TEHRAN, Iran (AP) — Iran’s president warned Monday that any road map to restoring Tehran’s frayed nuclear deal with world powers must lead international inspectors to end their probe into artificial uranium particles found in undeclared locations in the country.
In a rare press conference for his first year in office, President Ebrahim Raisi also issued threats against Israel and tried to appear upbeat as Iran’s economy and rial currency have slumped under the weight of international sanctions.
Despite international attention on the deal as talks in Vienna hang in the balance, Raisi took more than an hour before fully acknowledging the ongoing negotiations. Tehran and Washington have exchanged written responses in recent weeks on the finer points of the roadmap, which would see Iran lift sanctions in exchange for curbs on its fast-moving nuclear program.

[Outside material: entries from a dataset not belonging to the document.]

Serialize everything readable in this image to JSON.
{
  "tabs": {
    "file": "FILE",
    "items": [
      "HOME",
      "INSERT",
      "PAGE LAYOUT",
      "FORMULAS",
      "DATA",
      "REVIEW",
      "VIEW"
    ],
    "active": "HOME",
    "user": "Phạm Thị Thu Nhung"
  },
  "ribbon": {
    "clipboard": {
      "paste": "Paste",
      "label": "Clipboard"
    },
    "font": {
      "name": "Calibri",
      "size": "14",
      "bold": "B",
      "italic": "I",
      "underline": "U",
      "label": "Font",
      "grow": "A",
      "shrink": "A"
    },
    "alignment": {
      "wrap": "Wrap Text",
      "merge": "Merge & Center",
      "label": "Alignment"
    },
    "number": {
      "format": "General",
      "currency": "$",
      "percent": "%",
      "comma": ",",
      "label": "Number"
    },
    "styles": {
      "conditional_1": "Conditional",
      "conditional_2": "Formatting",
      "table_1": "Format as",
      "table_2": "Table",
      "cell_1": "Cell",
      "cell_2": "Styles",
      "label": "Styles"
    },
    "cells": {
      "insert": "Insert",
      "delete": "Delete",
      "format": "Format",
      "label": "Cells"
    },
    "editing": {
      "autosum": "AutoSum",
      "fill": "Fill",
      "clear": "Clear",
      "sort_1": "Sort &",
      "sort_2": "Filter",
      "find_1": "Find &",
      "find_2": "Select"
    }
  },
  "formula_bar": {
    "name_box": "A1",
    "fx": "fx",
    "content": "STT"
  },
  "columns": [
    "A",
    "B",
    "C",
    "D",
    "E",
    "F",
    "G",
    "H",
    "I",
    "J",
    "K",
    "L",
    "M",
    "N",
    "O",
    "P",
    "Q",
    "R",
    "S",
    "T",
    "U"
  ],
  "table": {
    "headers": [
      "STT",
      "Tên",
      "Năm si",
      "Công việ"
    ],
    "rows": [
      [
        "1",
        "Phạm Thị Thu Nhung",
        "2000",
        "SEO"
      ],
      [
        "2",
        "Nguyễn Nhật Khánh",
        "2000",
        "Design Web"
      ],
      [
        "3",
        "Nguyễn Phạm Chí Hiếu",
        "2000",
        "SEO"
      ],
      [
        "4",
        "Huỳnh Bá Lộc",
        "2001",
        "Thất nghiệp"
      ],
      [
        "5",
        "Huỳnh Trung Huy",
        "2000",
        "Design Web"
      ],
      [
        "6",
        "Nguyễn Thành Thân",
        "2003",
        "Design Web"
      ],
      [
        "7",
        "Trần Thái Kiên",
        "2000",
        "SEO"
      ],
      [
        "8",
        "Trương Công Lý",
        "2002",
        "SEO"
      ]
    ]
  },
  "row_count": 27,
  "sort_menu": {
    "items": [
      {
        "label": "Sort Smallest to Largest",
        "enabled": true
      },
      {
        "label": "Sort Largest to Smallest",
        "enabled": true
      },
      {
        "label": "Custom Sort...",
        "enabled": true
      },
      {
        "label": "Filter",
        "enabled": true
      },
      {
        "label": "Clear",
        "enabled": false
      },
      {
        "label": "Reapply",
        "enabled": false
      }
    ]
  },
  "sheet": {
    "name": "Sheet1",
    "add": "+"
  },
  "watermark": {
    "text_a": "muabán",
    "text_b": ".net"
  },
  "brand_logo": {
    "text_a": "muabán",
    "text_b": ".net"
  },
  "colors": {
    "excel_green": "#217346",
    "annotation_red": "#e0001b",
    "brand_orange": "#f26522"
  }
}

The International Atomic Energy Agency has for years sought to get Iran to answer questions about man-made uranium particles found in undeclared locations. US intelligence agencies, Western nations and the IAEA have said Iran operated an organized nuclear weapons program by 2003. Iran has long denied it ever sought nuclear weapons.
As a member of the Nuclear Non-Proliferation Treaty, Iran is required to explain the radioactive traces and provide assurances that they are not being used as part of a nuclear weapons program. Iran came under fire from the IAEA Board of Governors in June for failing to answer questions about the sites to the satisfaction of inspectors.
Raisi mentioned the tracks — referring to the issue of “safeguards” using IAEA language.
“Without settlement of safeguard issues, talking about an agreement is meaningless,” Raisi said.
Under the 2015 nuclear deal, Tehran could enrich uranium to 3.67 percent while keeping a 300-kilogram (660-pound) uranium stockpile under constant surveillance by surveillance cameras and IAEA inspectors. Then-President Donald Trump unilaterally withdrew America from the deal in 2018, setting the stage for years of rising tensions.
According to the IAEA’s latest public count, Iran has a stockpile of about 3,800 kilograms (8,370 pounds) of enriched uranium. More worryingly for non-proliferation experts, Iran is now enriching uranium to 60% purity — a level it has never reached before, a short, technical step away from 90%. These experts warn that Iran has enough 60% enriched uranium to reprocess it into fuel for at least one nuclear bomb.
Amid the tensions, Israel is suspected of carrying out a series of attacks targeting Iranian nuclear facilities, as well as a prominent scientist. On Monday, Raisi directly threatened Israel.
Raishi said that if Israel decides to carry out its threats to destroy Iran’s nuclear program, “they will see whether something of the Zionist regime remains or not.”
At his first press conference, Raisi simply said “no” when asked if he would meet with President Joe Biden. Asked again on Monday as the United Nations General Assembly approaches next month, Raisi stood by his earlier answer.
“There is no benefit to a meeting between us and him,” the president said. “Neither for the Iranian nation nor for the interests of our great nation.”
Gambrell reported from Dubai, United Arab Emirates.